▽

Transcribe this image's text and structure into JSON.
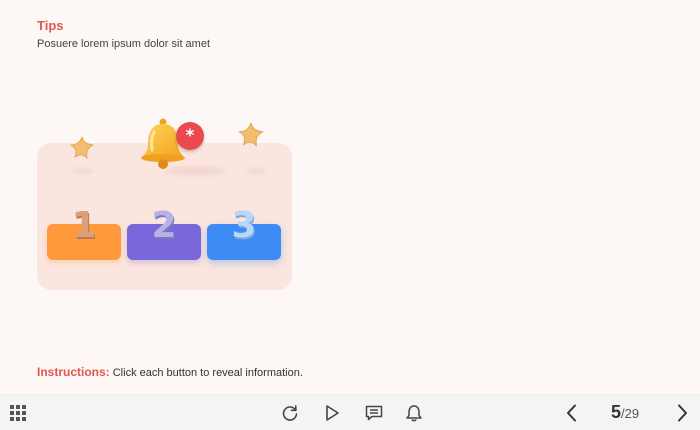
{
  "slide": {
    "title": "Tips",
    "subtitle": "Posuere lorem ipsum dolor sit amet",
    "buttons": [
      {
        "label": "1",
        "color": "#ff9a3c"
      },
      {
        "label": "2",
        "color": "#7a67d9"
      },
      {
        "label": "3",
        "color": "#3d8bf5"
      }
    ],
    "bell_badge": "*",
    "instructions_label": "Instructions:",
    "instructions_text": "Click each button to reveal information."
  },
  "toolbar": {
    "icons": [
      "grid-menu-icon",
      "replay-icon",
      "play-icon",
      "comment-icon",
      "bell-icon",
      "prev-icon",
      "next-icon"
    ],
    "current_page": "5",
    "total_pages": "/29"
  },
  "colors": {
    "accent": "#e0574f",
    "background": "#fdf7f5",
    "card": "#fbe6df",
    "toolbar": "#f4f4f4"
  }
}
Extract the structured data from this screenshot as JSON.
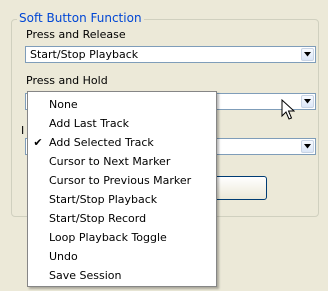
{
  "group": {
    "title": "Soft Button Function"
  },
  "press_release": {
    "label": "Press and Release",
    "value": "Start/Stop Playback"
  },
  "press_hold": {
    "label": "Press and Hold",
    "value": ""
  },
  "third": {
    "label_partial": "I",
    "value": ""
  },
  "menu": {
    "items": [
      {
        "label": "None",
        "checked": false
      },
      {
        "label": "Add Last Track",
        "checked": false
      },
      {
        "label": "Add Selected Track",
        "checked": true
      },
      {
        "label": "Cursor to Next Marker",
        "checked": false
      },
      {
        "label": "Cursor to Previous Marker",
        "checked": false
      },
      {
        "label": "Start/Stop Playback",
        "checked": false
      },
      {
        "label": "Start/Stop Record",
        "checked": false
      },
      {
        "label": "Loop Playback Toggle",
        "checked": false
      },
      {
        "label": "Undo",
        "checked": false
      },
      {
        "label": "Save Session",
        "checked": false
      }
    ],
    "check_glyph": "✔"
  },
  "icons": {
    "dropdown": "chevron-down-icon",
    "cursor": "mouse-pointer-icon"
  },
  "colors": {
    "legend": "#0046d5",
    "combo_border": "#7f9db9",
    "background": "#ece9d8"
  }
}
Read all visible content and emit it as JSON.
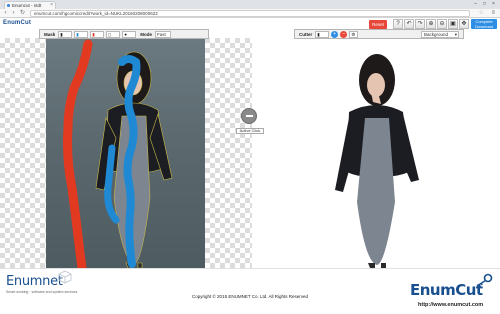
{
  "browser": {
    "tab_title": "Enumcut - ntdt",
    "tab_close": "×",
    "url": "enumcut.com/hgcomiccredit?work_id=NUKL20160208000622",
    "nav_back": "‹",
    "nav_forward": "›",
    "nav_reload": "↻"
  },
  "app": {
    "logo_enum": "Enum",
    "logo_cut": "Cut",
    "reset_label": "Reset",
    "complete_label": "Complete\nDownload",
    "colors": {
      "accent": "#2d8ee3",
      "reset": "#e8483a",
      "brand": "#1a4f8f",
      "marker_red": "#e23a20",
      "marker_blue": "#1f8ad3"
    }
  },
  "mask_toolbar": {
    "label": "Mask",
    "mode_label": "Mode",
    "mode_value": "Fast",
    "tools": [
      "-",
      "-",
      "-",
      "-",
      "-"
    ]
  },
  "cutter_toolbar": {
    "label": "Cutter",
    "background_value": "Background"
  },
  "active_click": {
    "label": "Active Click"
  },
  "footer": {
    "enumnet_logo": "Enumnet",
    "enumnet_tagline": "Smart working · software and system services",
    "copyright": "Copyright © 2015 ENUMNET Co. Ltd. All Rights Reserved",
    "enumcut_logo": "EnumCut",
    "enumcut_url": "http://www.enumcut.com"
  }
}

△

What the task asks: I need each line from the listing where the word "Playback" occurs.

Task output:
    "value": "Start/Stop Playback"
        "label": "Start/Stop Playback",
        "label": "Loop Playback Toggle",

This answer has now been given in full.